◆ Work task ◆
Each line below with the string "rate" should be copied.

◆ Provided entries ◆
-*-

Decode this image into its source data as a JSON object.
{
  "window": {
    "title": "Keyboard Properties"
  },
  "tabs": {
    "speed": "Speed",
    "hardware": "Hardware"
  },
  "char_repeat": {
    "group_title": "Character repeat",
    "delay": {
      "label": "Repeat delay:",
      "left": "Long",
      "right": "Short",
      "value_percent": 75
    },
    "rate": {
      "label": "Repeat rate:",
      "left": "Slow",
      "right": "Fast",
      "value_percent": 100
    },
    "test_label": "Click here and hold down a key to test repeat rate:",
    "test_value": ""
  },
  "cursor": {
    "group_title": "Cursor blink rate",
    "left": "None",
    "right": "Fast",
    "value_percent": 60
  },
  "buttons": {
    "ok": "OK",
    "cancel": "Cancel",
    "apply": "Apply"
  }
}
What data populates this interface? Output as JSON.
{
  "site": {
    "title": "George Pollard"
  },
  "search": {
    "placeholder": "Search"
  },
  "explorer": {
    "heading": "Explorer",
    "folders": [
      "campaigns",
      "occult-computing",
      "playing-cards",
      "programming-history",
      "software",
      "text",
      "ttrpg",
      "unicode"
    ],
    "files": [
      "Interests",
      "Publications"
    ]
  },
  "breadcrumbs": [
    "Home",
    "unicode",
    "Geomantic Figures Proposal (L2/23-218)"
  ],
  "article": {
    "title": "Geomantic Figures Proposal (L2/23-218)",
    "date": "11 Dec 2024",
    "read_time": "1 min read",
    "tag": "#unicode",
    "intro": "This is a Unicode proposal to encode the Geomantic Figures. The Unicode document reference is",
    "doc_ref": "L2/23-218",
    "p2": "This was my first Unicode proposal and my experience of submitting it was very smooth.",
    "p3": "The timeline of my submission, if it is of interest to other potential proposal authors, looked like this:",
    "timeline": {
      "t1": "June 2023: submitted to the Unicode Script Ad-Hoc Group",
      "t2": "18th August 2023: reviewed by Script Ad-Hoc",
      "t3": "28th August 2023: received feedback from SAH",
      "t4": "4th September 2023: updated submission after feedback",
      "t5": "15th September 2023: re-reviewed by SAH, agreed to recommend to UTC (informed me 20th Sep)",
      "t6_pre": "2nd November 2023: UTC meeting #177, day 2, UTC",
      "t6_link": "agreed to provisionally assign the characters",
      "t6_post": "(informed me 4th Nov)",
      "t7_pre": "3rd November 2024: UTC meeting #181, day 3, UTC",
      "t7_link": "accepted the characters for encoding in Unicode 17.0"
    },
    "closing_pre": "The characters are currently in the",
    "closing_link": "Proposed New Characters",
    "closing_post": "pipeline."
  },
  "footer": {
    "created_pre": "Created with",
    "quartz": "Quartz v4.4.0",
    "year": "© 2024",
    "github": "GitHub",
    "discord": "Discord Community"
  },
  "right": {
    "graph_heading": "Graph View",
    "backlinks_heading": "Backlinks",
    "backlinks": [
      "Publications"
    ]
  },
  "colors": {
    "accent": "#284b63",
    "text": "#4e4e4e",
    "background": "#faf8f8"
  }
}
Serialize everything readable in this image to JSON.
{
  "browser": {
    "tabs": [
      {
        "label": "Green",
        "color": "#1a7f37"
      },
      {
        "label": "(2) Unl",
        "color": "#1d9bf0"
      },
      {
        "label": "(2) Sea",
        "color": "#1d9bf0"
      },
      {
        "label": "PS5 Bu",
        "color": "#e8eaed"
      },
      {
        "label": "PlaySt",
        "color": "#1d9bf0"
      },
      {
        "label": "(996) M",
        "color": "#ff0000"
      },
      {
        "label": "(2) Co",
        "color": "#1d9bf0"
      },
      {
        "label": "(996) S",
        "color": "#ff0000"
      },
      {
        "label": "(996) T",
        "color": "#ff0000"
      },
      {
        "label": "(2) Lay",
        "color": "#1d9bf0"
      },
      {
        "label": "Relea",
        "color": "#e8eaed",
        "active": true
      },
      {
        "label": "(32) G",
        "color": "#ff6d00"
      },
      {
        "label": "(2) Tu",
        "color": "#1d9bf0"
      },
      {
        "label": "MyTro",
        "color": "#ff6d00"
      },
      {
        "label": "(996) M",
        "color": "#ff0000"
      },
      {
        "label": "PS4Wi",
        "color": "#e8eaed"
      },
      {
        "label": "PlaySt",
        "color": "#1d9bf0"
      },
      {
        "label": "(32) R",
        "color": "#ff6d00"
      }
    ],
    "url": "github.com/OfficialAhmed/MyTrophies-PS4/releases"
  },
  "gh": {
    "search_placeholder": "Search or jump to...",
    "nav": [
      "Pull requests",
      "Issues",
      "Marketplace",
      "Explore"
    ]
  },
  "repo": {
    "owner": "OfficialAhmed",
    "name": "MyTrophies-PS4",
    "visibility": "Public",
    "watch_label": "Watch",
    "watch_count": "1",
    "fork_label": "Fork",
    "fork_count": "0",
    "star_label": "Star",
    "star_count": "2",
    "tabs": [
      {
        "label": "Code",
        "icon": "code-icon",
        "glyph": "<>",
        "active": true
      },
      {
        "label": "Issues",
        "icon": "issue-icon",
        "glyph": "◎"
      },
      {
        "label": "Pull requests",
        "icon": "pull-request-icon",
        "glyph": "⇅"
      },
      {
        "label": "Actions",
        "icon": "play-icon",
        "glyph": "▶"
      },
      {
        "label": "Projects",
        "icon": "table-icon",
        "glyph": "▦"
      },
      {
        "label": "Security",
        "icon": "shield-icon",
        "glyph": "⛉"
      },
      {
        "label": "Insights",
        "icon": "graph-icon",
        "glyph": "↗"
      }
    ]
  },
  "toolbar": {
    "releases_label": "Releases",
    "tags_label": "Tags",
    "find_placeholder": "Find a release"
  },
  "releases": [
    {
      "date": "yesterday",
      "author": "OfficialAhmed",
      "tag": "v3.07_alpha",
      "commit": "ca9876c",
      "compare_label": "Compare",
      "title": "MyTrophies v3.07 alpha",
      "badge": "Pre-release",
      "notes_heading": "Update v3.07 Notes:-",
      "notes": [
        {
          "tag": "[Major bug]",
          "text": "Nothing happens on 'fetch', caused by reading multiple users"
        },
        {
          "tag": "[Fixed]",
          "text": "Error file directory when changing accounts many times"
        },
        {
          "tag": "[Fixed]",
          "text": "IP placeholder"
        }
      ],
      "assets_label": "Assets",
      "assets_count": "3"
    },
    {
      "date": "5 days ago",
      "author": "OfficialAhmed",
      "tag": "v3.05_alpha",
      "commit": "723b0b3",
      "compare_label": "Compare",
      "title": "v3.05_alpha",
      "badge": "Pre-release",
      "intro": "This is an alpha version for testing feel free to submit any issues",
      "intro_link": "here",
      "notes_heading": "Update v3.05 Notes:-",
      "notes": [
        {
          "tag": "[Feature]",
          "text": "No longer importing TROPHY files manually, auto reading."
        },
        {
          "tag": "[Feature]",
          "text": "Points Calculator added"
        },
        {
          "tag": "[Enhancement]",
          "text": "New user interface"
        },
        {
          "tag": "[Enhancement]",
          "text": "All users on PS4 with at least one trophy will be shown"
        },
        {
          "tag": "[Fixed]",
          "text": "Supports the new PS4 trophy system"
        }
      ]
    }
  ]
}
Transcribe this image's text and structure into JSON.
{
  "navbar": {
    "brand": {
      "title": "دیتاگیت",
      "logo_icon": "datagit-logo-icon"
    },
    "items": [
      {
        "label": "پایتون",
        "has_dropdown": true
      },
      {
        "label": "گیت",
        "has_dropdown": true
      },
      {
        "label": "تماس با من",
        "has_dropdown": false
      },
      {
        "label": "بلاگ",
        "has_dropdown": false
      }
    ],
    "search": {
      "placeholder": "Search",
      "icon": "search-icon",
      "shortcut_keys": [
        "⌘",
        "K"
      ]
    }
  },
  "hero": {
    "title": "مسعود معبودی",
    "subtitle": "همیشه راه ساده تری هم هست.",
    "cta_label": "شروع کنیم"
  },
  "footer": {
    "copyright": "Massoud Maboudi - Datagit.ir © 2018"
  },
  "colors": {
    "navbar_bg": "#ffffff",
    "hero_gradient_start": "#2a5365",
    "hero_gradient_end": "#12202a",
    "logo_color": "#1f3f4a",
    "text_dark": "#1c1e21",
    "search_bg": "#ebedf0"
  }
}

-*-

◆ Finished exercise ◆
    "rate": {
      "label": "Repeat rate:",
    "test_label": "Click here and hold down a key to test repeat rate:",
    "group_title": "Cursor blink rate",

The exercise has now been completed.